Cite as https://mymun.com/ppdb/8265
EuroMUN 2017 Climate Summit Position Paper for Peru by Carmel Edwards
The sustainability of marine ecosystems is under threat from the damaging effects of human-made climate change, such as rising sea temperatures, overfishing, flooding, coastal erosion, ocean acidification and pollution with toxins, plastic, microbeads and microfibers that are harmful to marine life. Marine ecosystems must therefore be safeguarded from the effects of climate change and climate change itself must be minimised through methods such as cutting down the dangerously high CO2 atmospheric levels which are a key contributor to climate change and its effects.
Industrial growth has produced increasing levels of greenhouse gases in the world. Greenhouse gases in the atmosphere, such as CO2, trap energy from the sun. This is then absorbed as heat by the Earth, including the oceans, causing changes in the climate such as rising surface temperatures and global warming. This greenhouse effect is causing rising sea surface temperature, the melting of polar ice caps and glaciers and rising sea levels. Marine ecosystems are sensitive to such changes. Coral reefs, for example, are suffering increasing ‘bleaching’, whereby the coral is severely damaged by elevated sea temperatures.
Climate change is a global phenomenon that will affect every citizen in every country in the world through global warming increasing the occurrence of extreme weather events, sea levels and oceans temperatures, though some counties are more vulnerable to climate change effects than others. The Intergovernmental Panel on Climate Change (IPCC) has stated that "Taken as a whole, the range of published evidence indicates that the net damage costs of climate change are likely to be significant and to increase over time."

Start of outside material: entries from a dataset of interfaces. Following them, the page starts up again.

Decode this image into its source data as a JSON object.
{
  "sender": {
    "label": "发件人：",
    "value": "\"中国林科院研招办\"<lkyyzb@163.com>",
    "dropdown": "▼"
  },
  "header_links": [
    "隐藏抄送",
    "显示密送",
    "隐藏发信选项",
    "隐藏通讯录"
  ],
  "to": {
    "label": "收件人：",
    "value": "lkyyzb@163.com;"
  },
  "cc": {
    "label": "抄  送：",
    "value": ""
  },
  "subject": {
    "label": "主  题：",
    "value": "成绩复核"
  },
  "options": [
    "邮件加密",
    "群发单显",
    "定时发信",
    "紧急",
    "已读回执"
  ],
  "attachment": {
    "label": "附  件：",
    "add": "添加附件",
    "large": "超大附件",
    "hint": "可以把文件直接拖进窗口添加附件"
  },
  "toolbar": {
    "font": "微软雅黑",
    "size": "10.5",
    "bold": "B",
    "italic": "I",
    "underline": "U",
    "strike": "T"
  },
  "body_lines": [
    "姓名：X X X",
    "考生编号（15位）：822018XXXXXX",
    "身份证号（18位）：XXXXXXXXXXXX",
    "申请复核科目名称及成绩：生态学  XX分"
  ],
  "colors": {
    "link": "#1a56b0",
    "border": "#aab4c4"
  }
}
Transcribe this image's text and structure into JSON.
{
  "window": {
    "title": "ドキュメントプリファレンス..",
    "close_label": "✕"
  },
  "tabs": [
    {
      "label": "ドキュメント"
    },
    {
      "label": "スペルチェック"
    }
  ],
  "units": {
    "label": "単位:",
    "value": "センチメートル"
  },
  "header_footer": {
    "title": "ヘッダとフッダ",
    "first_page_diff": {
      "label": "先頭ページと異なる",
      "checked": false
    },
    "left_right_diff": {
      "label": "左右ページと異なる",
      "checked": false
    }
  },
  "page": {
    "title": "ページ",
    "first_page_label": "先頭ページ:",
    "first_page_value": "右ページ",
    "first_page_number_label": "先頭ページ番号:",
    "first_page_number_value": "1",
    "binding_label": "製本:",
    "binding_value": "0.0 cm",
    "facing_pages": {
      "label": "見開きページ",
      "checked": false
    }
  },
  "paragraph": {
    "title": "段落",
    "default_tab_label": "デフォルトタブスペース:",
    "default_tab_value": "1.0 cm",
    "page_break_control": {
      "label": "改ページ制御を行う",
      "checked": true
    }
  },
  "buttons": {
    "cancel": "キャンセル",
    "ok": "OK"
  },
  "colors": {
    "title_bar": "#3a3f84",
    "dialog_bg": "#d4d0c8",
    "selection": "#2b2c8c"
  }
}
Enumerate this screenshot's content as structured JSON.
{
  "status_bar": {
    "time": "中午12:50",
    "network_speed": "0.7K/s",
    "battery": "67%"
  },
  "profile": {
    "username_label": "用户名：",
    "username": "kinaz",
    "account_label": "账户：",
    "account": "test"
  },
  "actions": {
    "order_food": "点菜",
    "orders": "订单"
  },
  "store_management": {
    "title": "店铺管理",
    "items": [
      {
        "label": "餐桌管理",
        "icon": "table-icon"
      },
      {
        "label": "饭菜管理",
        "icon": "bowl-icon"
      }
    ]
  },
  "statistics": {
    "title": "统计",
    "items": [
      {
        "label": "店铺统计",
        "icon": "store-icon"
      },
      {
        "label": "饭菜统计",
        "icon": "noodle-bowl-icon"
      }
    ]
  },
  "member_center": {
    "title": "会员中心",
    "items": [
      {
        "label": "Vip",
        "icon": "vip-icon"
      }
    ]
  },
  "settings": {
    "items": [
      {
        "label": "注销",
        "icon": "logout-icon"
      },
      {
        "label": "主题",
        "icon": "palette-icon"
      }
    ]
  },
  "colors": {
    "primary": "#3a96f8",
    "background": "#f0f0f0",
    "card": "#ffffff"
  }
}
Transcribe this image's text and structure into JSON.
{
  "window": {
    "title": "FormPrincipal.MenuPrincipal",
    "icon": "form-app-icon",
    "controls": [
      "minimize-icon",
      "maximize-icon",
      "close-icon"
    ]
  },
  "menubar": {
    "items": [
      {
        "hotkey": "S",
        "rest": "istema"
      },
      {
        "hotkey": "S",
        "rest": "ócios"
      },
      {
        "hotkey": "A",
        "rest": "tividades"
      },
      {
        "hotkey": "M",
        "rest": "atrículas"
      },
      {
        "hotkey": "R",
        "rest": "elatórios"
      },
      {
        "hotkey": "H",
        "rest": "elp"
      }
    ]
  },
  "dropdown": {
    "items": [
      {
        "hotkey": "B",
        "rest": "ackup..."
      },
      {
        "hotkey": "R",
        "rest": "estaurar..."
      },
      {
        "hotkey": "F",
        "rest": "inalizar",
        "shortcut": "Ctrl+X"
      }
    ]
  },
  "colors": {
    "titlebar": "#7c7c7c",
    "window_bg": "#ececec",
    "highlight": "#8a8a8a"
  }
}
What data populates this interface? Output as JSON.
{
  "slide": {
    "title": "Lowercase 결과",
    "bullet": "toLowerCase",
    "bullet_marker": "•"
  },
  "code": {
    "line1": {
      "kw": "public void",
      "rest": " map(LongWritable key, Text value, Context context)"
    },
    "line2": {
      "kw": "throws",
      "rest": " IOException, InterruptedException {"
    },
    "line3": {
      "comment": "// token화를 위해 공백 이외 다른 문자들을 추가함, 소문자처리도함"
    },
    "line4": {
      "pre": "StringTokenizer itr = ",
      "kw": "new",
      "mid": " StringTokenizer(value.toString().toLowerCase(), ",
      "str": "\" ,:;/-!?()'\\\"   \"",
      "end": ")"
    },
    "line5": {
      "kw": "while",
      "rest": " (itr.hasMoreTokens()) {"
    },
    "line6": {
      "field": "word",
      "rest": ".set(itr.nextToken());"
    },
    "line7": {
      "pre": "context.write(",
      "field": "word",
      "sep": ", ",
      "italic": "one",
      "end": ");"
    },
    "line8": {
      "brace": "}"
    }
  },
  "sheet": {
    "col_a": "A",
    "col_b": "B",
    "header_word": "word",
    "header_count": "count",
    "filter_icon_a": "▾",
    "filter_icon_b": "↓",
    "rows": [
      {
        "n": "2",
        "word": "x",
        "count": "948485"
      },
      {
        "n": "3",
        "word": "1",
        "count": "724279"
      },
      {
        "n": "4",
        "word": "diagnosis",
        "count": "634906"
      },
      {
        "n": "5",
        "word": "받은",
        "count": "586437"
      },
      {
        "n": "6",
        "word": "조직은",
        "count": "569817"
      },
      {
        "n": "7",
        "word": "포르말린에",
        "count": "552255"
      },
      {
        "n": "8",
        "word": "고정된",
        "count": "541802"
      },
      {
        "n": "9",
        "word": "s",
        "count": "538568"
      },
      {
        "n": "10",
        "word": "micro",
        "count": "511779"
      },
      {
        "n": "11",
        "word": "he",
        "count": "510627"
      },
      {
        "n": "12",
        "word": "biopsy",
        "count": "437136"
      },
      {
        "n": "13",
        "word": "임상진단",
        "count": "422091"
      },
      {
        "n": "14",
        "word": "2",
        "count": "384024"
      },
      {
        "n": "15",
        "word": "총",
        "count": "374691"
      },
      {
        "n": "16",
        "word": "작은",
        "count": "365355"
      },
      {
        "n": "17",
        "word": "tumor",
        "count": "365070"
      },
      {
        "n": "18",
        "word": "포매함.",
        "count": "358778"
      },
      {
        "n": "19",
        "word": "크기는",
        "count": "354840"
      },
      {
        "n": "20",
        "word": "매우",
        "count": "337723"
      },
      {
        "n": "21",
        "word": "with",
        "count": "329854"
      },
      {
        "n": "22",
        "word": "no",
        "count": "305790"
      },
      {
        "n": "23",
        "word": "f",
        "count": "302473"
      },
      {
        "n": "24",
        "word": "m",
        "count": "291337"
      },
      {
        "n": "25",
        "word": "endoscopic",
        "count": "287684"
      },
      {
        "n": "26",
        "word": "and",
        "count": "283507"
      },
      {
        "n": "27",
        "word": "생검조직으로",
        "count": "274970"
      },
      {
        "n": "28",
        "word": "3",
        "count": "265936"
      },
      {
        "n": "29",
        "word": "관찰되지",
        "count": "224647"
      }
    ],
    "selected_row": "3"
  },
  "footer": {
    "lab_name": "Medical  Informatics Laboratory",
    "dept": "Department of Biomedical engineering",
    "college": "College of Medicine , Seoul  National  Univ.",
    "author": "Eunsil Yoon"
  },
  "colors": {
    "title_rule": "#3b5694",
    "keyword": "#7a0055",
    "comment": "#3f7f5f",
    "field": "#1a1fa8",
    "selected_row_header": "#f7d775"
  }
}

The major advance by the United Nations (UN) in towards reducing climate change and its effects was the 2016 Paris Climate Change Agreement which has so far been...